Today is Memorial Day here in the United States, a day to remember those who have fought for our country. It's a gorgeous day here in Chicago, and I will most likely spend most of my day outside.
Rather than my typical Monday morning inspiration piece, I thought I would re-share a piece I wrote in 2011. If you have followed the blog for some time, you may have read it, but for some, it will be new.
As you read this piece, I hope that it will inspire you to reflect on your own loved ones who have perished, be it in a war, or any other senseless act of violence.
A faded picture from so long ago. On the left is my grandfather, Alfred Youngblood, and beside him a man who sadly no longer has a name. Two young men in their early twenties transported to a country that until then, only existed in a school book. Standing on a street somewhere in France, their uniforms dirty and tattered, the picture captures their image, but not their thoughts. World War I, the war to end all wars, but now we know that it was just the warm up for future wars.
One of my most precious possessions, a postcard that my grandfather sent to my grandmother. Although it's old and faded, it's still so beautiful. The embroidered flap opens and inside is a small card. The postcard was my grandfather's Christmas present to my grandmother that year. On the back of the card he wrote the date, December 3,1918, "To Elvera, From a Soldier Friend." At this time, they had not married.
His short note on the back of the postcard gives a hint of what he must have been feeling. He talks about being cold, he says that he wishes he could be with her at Christmas, but uses the words "I fear not." Cold, lonely and afraid, he then says that he has nothing to say. Hell was bursting around him, but there was "nothing to say." The note ends with, " Be nice and think of S.B.B." I have no idea what this means, maybe a secret that they shared together and now will remain theirs alone.
The war took it's toll on Alfred. He came home and married Elvera but it wasn't long until alcohol became his friend. He always worked, and worked hard, provided a home and almost all that his family needed, but he could not give the gift of himself. As the years continued on, he became an angry old man.

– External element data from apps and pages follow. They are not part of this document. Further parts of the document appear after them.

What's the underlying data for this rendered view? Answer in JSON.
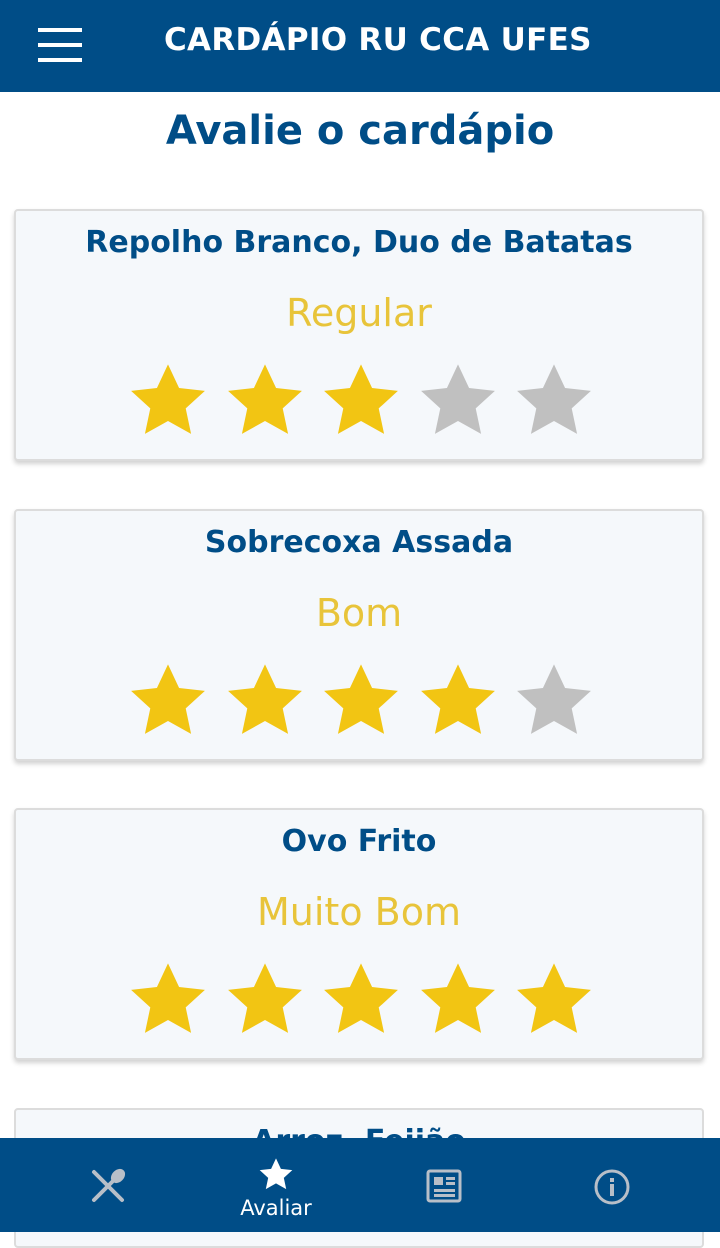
{
  "app_bar": {
    "title": "CARDÁPIO RU CCA UFES",
    "menu_icon": "hamburger-menu-icon"
  },
  "page": {
    "title": "Avalie o cardápio"
  },
  "colors": {
    "primary": "#004d87",
    "rating_text": "#e8c43a",
    "star_filled": "#f2c513",
    "star_empty": "#c0c0c0"
  },
  "items": [
    {
      "name": "Repolho Branco, Duo de Batatas",
      "rating_label": "Regular",
      "stars": 3,
      "max_stars": 5
    },
    {
      "name": "Sobrecoxa Assada",
      "rating_label": "Bom",
      "stars": 4,
      "max_stars": 5
    },
    {
      "name": "Ovo Frito",
      "rating_label": "Muito Bom",
      "stars": 5,
      "max_stars": 5
    }
  ],
  "partial_item": {
    "name": "Arroz, Feijão"
  },
  "bottom_nav": [
    {
      "icon": "fork-knife-icon",
      "label": "",
      "active": false
    },
    {
      "icon": "star-icon",
      "label": "Avaliar",
      "active": true
    },
    {
      "icon": "newspaper-icon",
      "label": "",
      "active": false
    },
    {
      "icon": "info-icon",
      "label": "",
      "active": false
    }
  ]
}
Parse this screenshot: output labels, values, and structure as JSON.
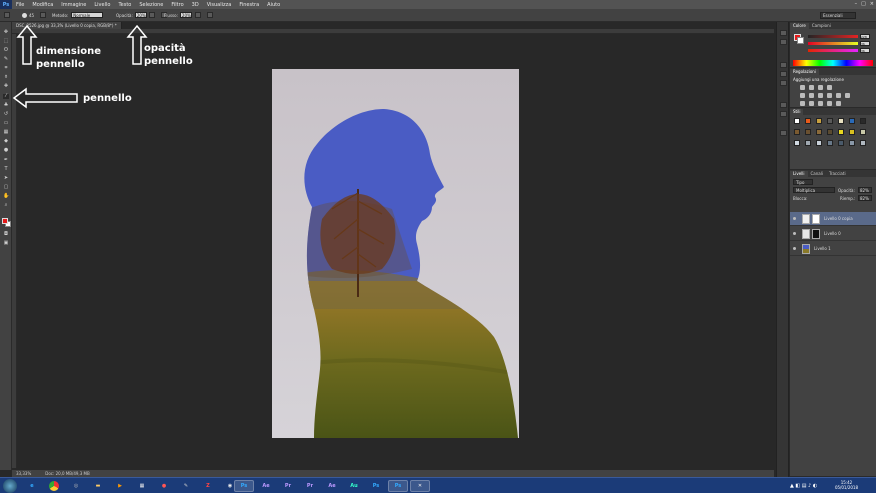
{
  "menu": {
    "logo": "Ps",
    "items": [
      "File",
      "Modifica",
      "Immagine",
      "Livello",
      "Testo",
      "Selezione",
      "Filtro",
      "3D",
      "Visualizza",
      "Finestra",
      "Aiuto"
    ],
    "window_controls": [
      "–",
      "□",
      "×"
    ]
  },
  "options": {
    "size_value": "45",
    "mode_label": "Metodo:",
    "mode_value": "Normale",
    "opacity_label": "Opacità:",
    "opacity_value": "20%",
    "flow_label": "Flusso:",
    "flow_value": "20%",
    "workspace": "Essenziali"
  },
  "document": {
    "tab_title": "DSC_8526.jpg @ 33,3% (Livello 0 copia, RGB/8*) *",
    "zoom": "33,33%",
    "doc_info": "Doc: 20,0 MB/49,3 MB"
  },
  "panels": {
    "color": {
      "tabs": [
        "Colore",
        "Campioni"
      ],
      "values": [
        "228",
        "36",
        "36"
      ]
    },
    "adjustments": {
      "tabs": [
        "Regolazioni"
      ],
      "title": "Aggiungi una regolazione"
    },
    "styles": {
      "tabs": [
        "Stili"
      ]
    },
    "layers": {
      "tabs": [
        "Livelli",
        "Canali",
        "Tracciati"
      ],
      "filter": "Tipo",
      "blend_mode": "Moltiplica",
      "opacity_label": "Opacità:",
      "opacity_value": "82%",
      "lock_label": "Blocca:",
      "fill_label": "Riemp.:",
      "fill_value": "82%",
      "items": [
        {
          "name": "Livello 0 copia",
          "selected": true
        },
        {
          "name": "Livello 0",
          "selected": false
        },
        {
          "name": "Livello 1",
          "selected": false
        }
      ]
    }
  },
  "taskbar": {
    "apps": [
      "Ps",
      "Ae",
      "Pr",
      "Pr",
      "Ae",
      "Au",
      "Ps",
      "Ps"
    ],
    "time": "15:42",
    "date": "05/01/2018"
  },
  "annotations": {
    "brush_size": "dimensione\npennello",
    "brush_opacity": "opacità\npennello",
    "brush_tool": "pennello"
  },
  "colors": {
    "foreground": "#e41b1b",
    "accent_blue": "#4a5cc4",
    "panel_bg": "#424242",
    "app_bg": "#282828"
  }
}
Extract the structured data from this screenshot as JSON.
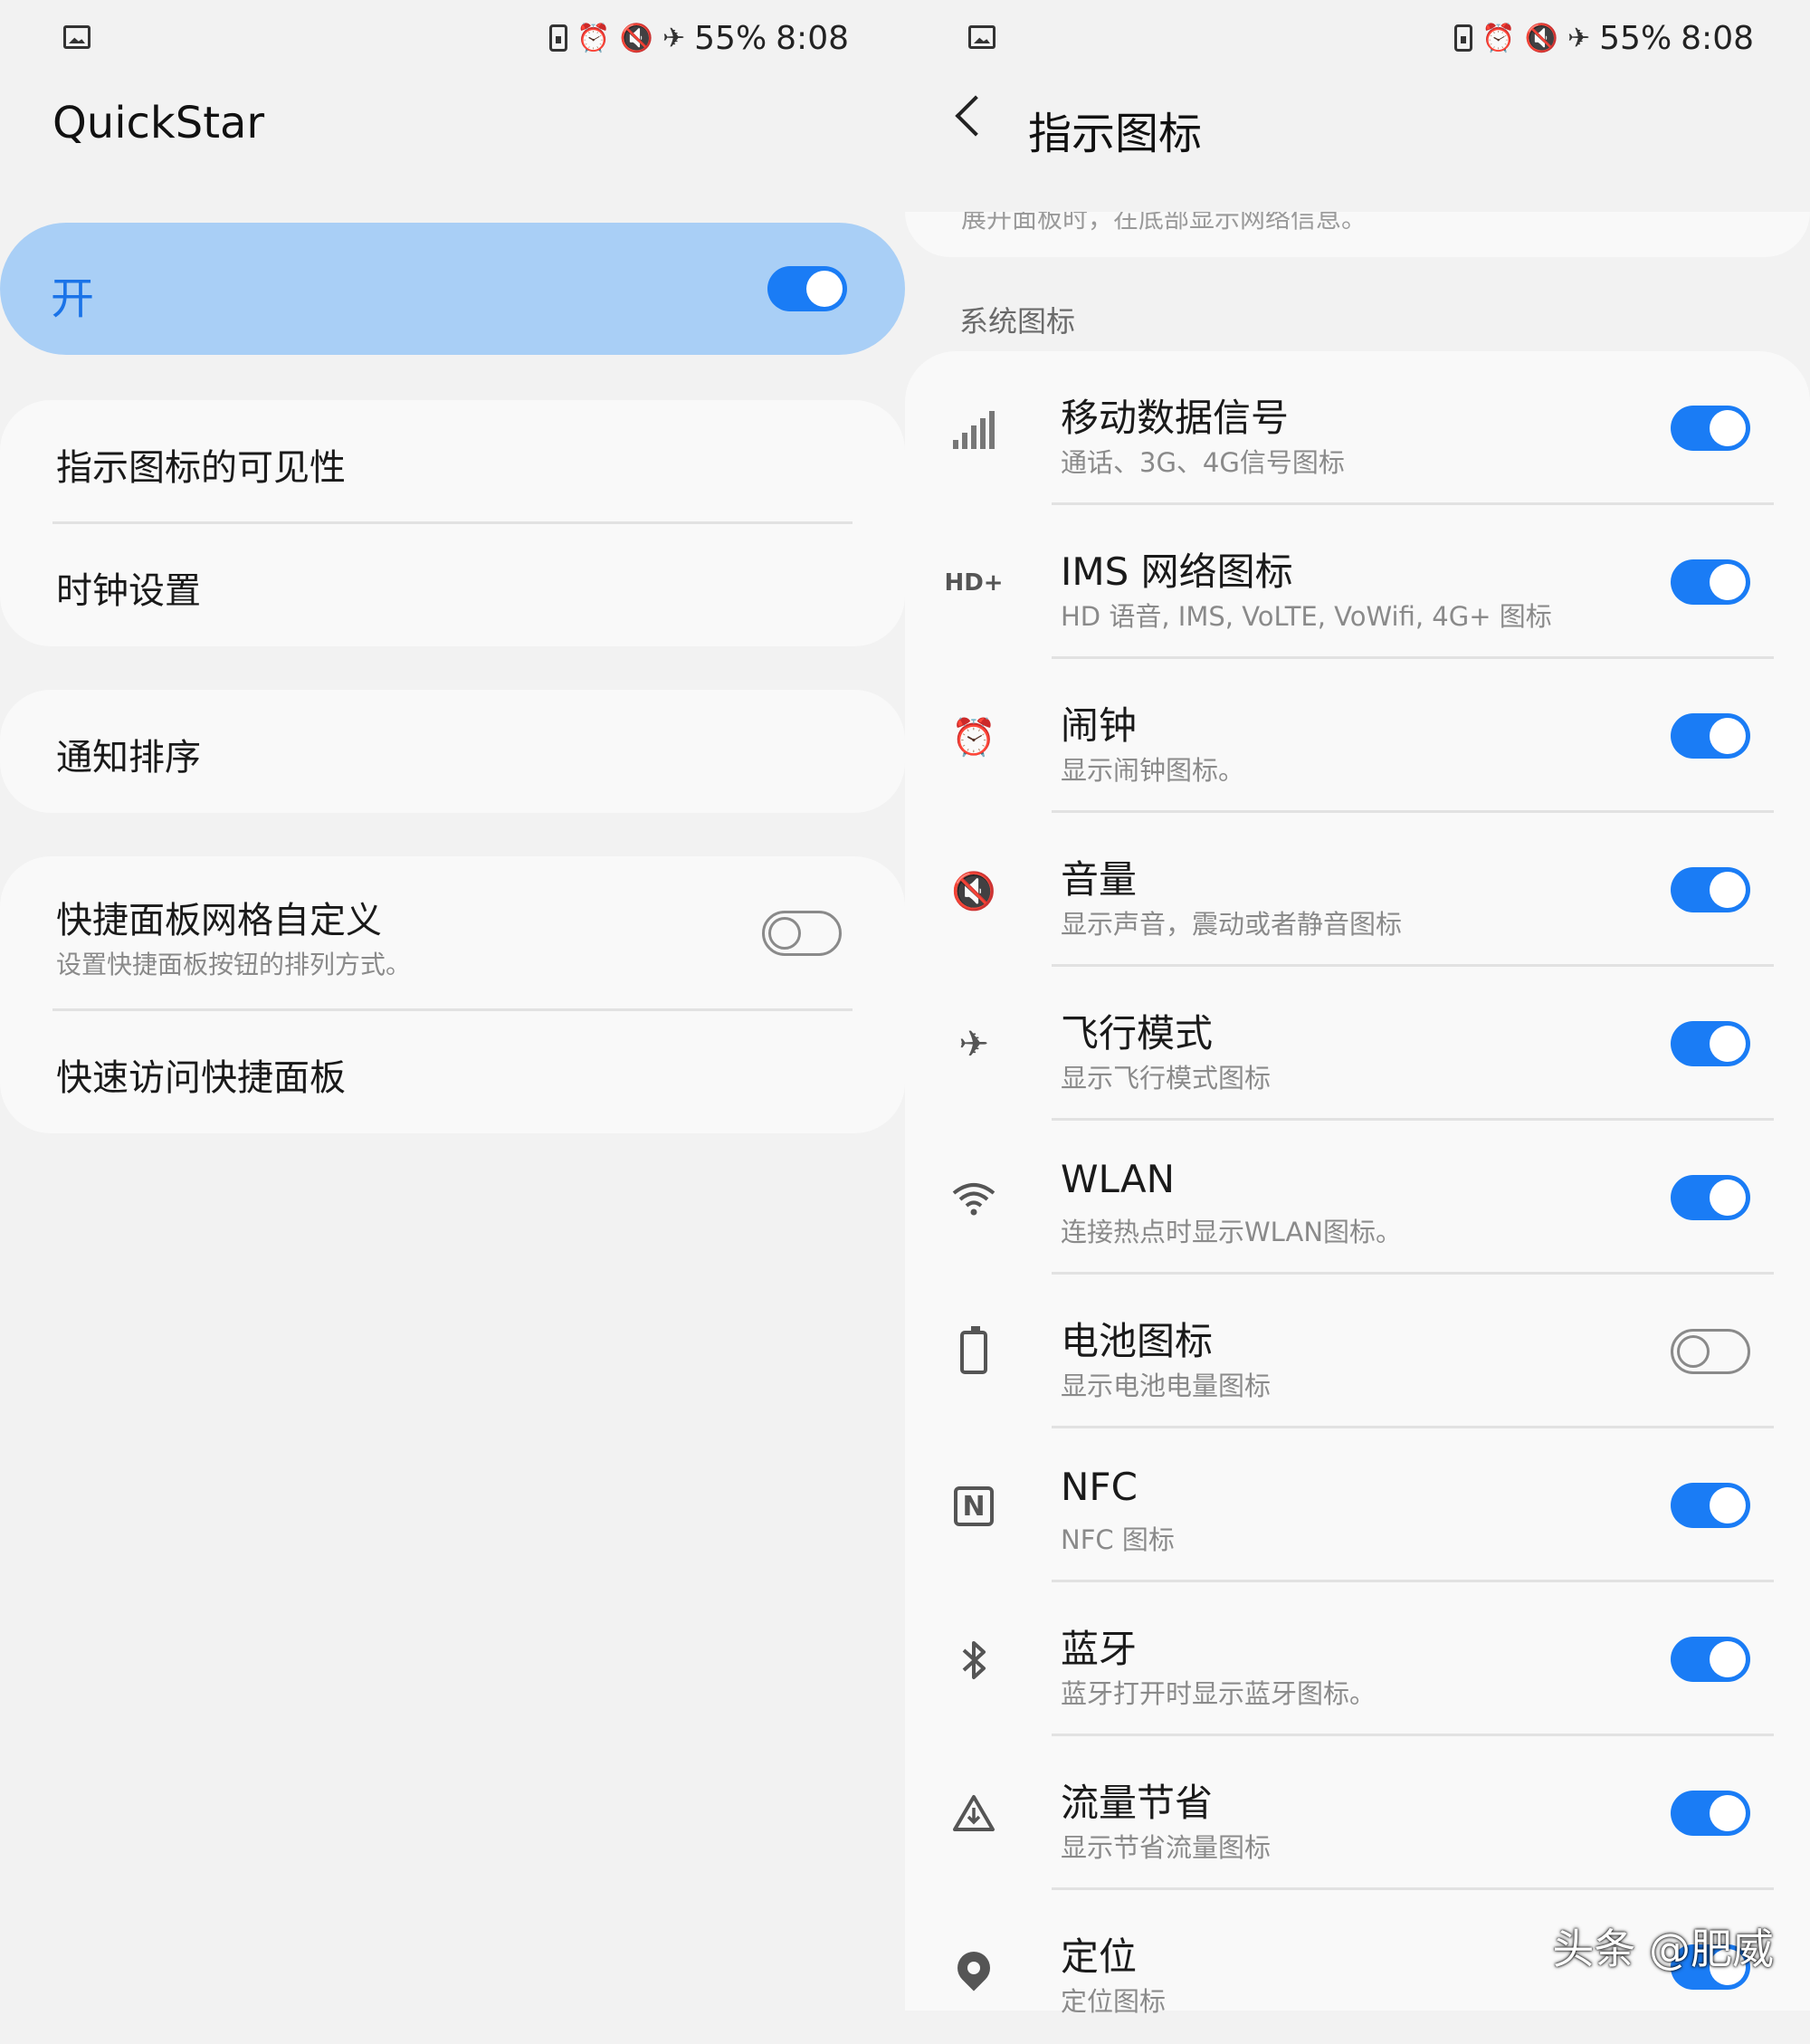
{
  "left": {
    "status": {
      "battery": "55%",
      "time": "8:08"
    },
    "app_title": "QuickStar",
    "master_switch": {
      "label": "开",
      "on": true
    },
    "group1": [
      {
        "label": "指示图标的可见性"
      },
      {
        "label": "时钟设置"
      }
    ],
    "group2": [
      {
        "label": "通知排序"
      }
    ],
    "group3": {
      "grid": {
        "label": "快捷面板网格自定义",
        "sub": "设置快捷面板按钮的排列方式。",
        "on": false
      },
      "quick_access": {
        "label": "快速访问快捷面板"
      }
    }
  },
  "right": {
    "status": {
      "battery": "55%",
      "time": "8:08"
    },
    "title": "指示图标",
    "cut_text": "展开面板时，在底部显示网络信息。",
    "section": "系统图标",
    "items": [
      {
        "icon": "signal-icon",
        "title": "移动数据信号",
        "sub": "通话、3G、4G信号图标",
        "on": true
      },
      {
        "icon": "hd-plus-icon",
        "icon_text": "HD+",
        "title": "IMS 网络图标",
        "sub": "HD 语音, IMS, VoLTE, VoWifi, 4G+ 图标",
        "on": true
      },
      {
        "icon": "alarm-icon",
        "title": "闹钟",
        "sub": "显示闹钟图标。",
        "on": true
      },
      {
        "icon": "volume-mute-icon",
        "title": "音量",
        "sub": "显示声音，震动或者静音图标",
        "on": true
      },
      {
        "icon": "airplane-icon",
        "title": "飞行模式",
        "sub": "显示飞行模式图标",
        "on": true
      },
      {
        "icon": "wifi-icon",
        "title": "WLAN",
        "sub": "连接热点时显示WLAN图标。",
        "on": true
      },
      {
        "icon": "battery-icon",
        "title": "电池图标",
        "sub": "显示电池电量图标",
        "on": false
      },
      {
        "icon": "nfc-icon",
        "title": "NFC",
        "sub": "NFC 图标",
        "on": true
      },
      {
        "icon": "bluetooth-icon",
        "title": "蓝牙",
        "sub": "蓝牙打开时显示蓝牙图标。",
        "on": true
      },
      {
        "icon": "data-saver-icon",
        "title": "流量节省",
        "sub": "显示节省流量图标",
        "on": true
      },
      {
        "icon": "location-icon",
        "title": "定位",
        "sub": "定位图标",
        "on": true
      }
    ]
  },
  "watermark": "头条 @肥威",
  "colors": {
    "accent": "#1a7cf5",
    "highlight": "#a9cff6",
    "background": "#f2f2f2",
    "card": "#f9f9f9"
  }
}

I always adored my grandparents. All my mother had to say was, "I'm taking you to your grandmother's house," and I would be at the car and ready to go.
One day when I was just about four, she dropped me off for the afternoon. When we arrived, my grandparents were standing in the back at the end of the driveway. I jumped out of the car and ran toward them with the energy of a race horse. Their driveway was covered in crushed oyster shells. I tripped and went flying. As I rolled over, the first thing I saw was that the palm of my hand had completely peeled open. I sat there horrified looking at the inside of my hand. My grandparents ran to me. Alfred said nothing but immediately picked me up and ran with me into the house. He took me into the bathroom, sat me down on the toilet and began taking things from the medicine cabinet. My grandmother held my hand, palm side up while my grandfather meticulously picked the shells from my knees. He then stood me up, took me to the sink and began to work on my hand. My knees ached, but all I wanted to do was look at my hand. Alfred told my grandmother to hold my head as he picked the shells from my palm and then I remember screaming as he poured iodine into the fresh wound. The skin was carefully folded back in place and my hand bandaged. Every day or so, my mother would bring me back and my grandfather would remove the bandages and redress the wound. I remember being amazed as I watched my hand heal. Today all that is left is a small, comma shaped scar.
Many years later, I was working as a costume designer. For
this particular show, I needed military pieces. While rummaging through a military surplus store, I came across a box full of the leg wraps that soldiers wore during WWI. There was one, completely blood soaked. I picked it up with my left hand and when I did, I saw the scar in my palm. At that moment, I was so overcome with emotion that all I could do was sit down on the floor. As I looked at the blood soaked legging, my memory immediately flashed back to the day I fell, and in that moment I knew that when grandfather picked me up and rushed me into the house, this was not the first time that he had seen skin pulled away from the body. His expertise in helping me heal had more than likely come at the expense of another's life.
Before he died, I tried to get my grandfather to talk about his experience during the war. He refused. Rather than speak, he would sit in his rocking chair and sing a song. Sadly, I didn't listen to the words of the song as I thought he was just trying to avoid talking to me. He was. But, had I listened, I think I may have learned something about his experience, and maybe even the soldier that he tried to save. Now I will never know.
Alfred Youngblood grew up on a farm in east Texas, went to war, came home, married, and continued to fight that war in his mind.
I once read that the soldiers of WWI refused to come home and talk about the war as they wanted to leave it there, where it was. Regardless of their desire, the war came home, tucked inside their minds. There was no help for them. They were expected to just go on with their lives.
The dictionary describes a comma as a pause, a separation. My grandfather and I were never as close as I would have liked to have been, nor as close as I now believe he also would have liked. But, we are connected, by a small comma shaped scar that I carry in the palm of my hand. A comma that reminds me to pause, to remember, to have compassion, and to respect a man who did the best that he could.
This is a syndicated post. Please visit the original author at Rhonda's Creative Life